He added that he did not anticipate any problems with projects or clients because of the transaction, or any significant antitrust issues. He noted required filings in just three countries, adding that the industry's top five firms have just 20 percent of the total market. The firms are expected to integrate quickly. An already developed organization chart is "evidence" of that.
While observers say URS has been more adept at integration, Burke emphasized the firms' "extensive integration experience." Koffel added that leadership has the "talent to conceive of and execute" a 95,000-person organization. AECOM will elect two URS board members to its board but the firms did not identify any current role for URS Chairman and CEO Martin M. Koffel, who is set to step down from this year, nor did they specify the highest-ranking URS executive name and title in the new combined firms' organization.
According to a source close to the transaction, Randall Wotring, president of URS's federal business, will lead the combined firms' work in the federal sector. The source also speculated that Koffel may have some role in company operations "for a year or two." John M. Dionisio, AECOM executive chairman, will be the combined firm chairman.
In a statement, the two firms' said they "are complementary, and our cultures are highly compatible," and noted employee benefits "as the organization integrates its leadership talent and capitalizes on its greater scale to ... compete globally.” The transaction, set for completion in October, would link the industry's first and third largest global engineers. AECOM ranks at number 1 on ENR's list of the Top 500 Design Firms, with $7.2 billion in global revenue; URS ranks at number 3 with $5.27 billion. URS also ranks at number 16 on ENR's list of the Top 400 Contractors, with $4 billion in global construction revenue. AECOM ranks at number 6 on ENR's list of the Top Construction Management for Fee companies, with $912 million in 2013 revenue. The firm acquired Tishman Construction Corp. in July 2010 for $245 million to boost its construction market position.

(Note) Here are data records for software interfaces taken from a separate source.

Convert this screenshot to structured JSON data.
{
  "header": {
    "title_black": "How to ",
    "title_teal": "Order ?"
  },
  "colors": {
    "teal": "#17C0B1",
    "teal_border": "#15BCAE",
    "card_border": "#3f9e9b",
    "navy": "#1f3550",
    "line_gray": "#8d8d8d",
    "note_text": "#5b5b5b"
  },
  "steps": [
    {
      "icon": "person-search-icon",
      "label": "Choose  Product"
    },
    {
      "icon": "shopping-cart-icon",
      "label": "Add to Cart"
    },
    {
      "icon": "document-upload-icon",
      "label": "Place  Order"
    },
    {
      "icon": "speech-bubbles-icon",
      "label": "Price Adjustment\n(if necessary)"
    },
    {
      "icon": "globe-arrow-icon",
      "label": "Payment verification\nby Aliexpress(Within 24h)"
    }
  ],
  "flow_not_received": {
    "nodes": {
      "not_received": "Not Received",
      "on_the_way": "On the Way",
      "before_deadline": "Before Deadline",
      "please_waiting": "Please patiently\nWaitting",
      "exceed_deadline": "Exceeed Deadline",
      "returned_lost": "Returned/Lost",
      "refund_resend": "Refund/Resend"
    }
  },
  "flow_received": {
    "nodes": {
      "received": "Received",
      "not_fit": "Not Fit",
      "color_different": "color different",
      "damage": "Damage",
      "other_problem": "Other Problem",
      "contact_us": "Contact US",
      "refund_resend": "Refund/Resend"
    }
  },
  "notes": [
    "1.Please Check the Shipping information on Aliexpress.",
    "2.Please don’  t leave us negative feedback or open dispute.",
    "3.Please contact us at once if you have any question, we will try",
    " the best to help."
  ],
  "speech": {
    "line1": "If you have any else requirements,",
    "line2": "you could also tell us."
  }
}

The companies said URS stockholders "will receive per share consideration equal to $33.00 in cash and 0.734 shares of AECOM common stock for each URS share and will own 35 percent of the combined company when the deal is completed." Both company boards have unanimously approved the agreement, the firms said, adding that the combined company would be located in Los Angeles, where AECOM has its corporate headquarters. It also will maintain "a key operational presence" in San Francisco, where URS is based, the firms noted. AECOM, which will release third-quarter results on August 5, said it "continues to target diluted earnings per share (EPS) in the lower end of its range of $2.50 to $2.60 for fiscal 2014, excluding transaction-related costs."
But backlog, which AECOM said was $30 billion for the combined firms, remains at record levels. URS, which has been under pressure from activist investor Jana Partners to enhance shareholder value, had hired Citigroup and DBO Partners to contact potential buyers, according to a July 11 Reuters story that said some private equity firms had "passed" on the deal. According to the transaction source, the private equity offer was not financially acceptable to URS nor did it offer any synergy. AECOM was one of URS's competitors cited, along with Fluor Corp., Jacobs Engineering, CB&I, and Tetra Tech, although Reuters did not say if any of the other firms also had made offers.
Paul Zofnass, president of industry M&A broker and financial consultant EFCG said: "To me it was the obvious play. Here are two firms, each of whom have been pursuing the same strategy for the past 25 years, to become the biggest player" in the engineering sector. "What could make more sense than for them to ultimately merge with each other." He added that the deal could create opportunities for smaller and mid-size firms, "who have made it part of their policy to hire away from the consolidators." Added Zofnass, "this merger should make for good hunting."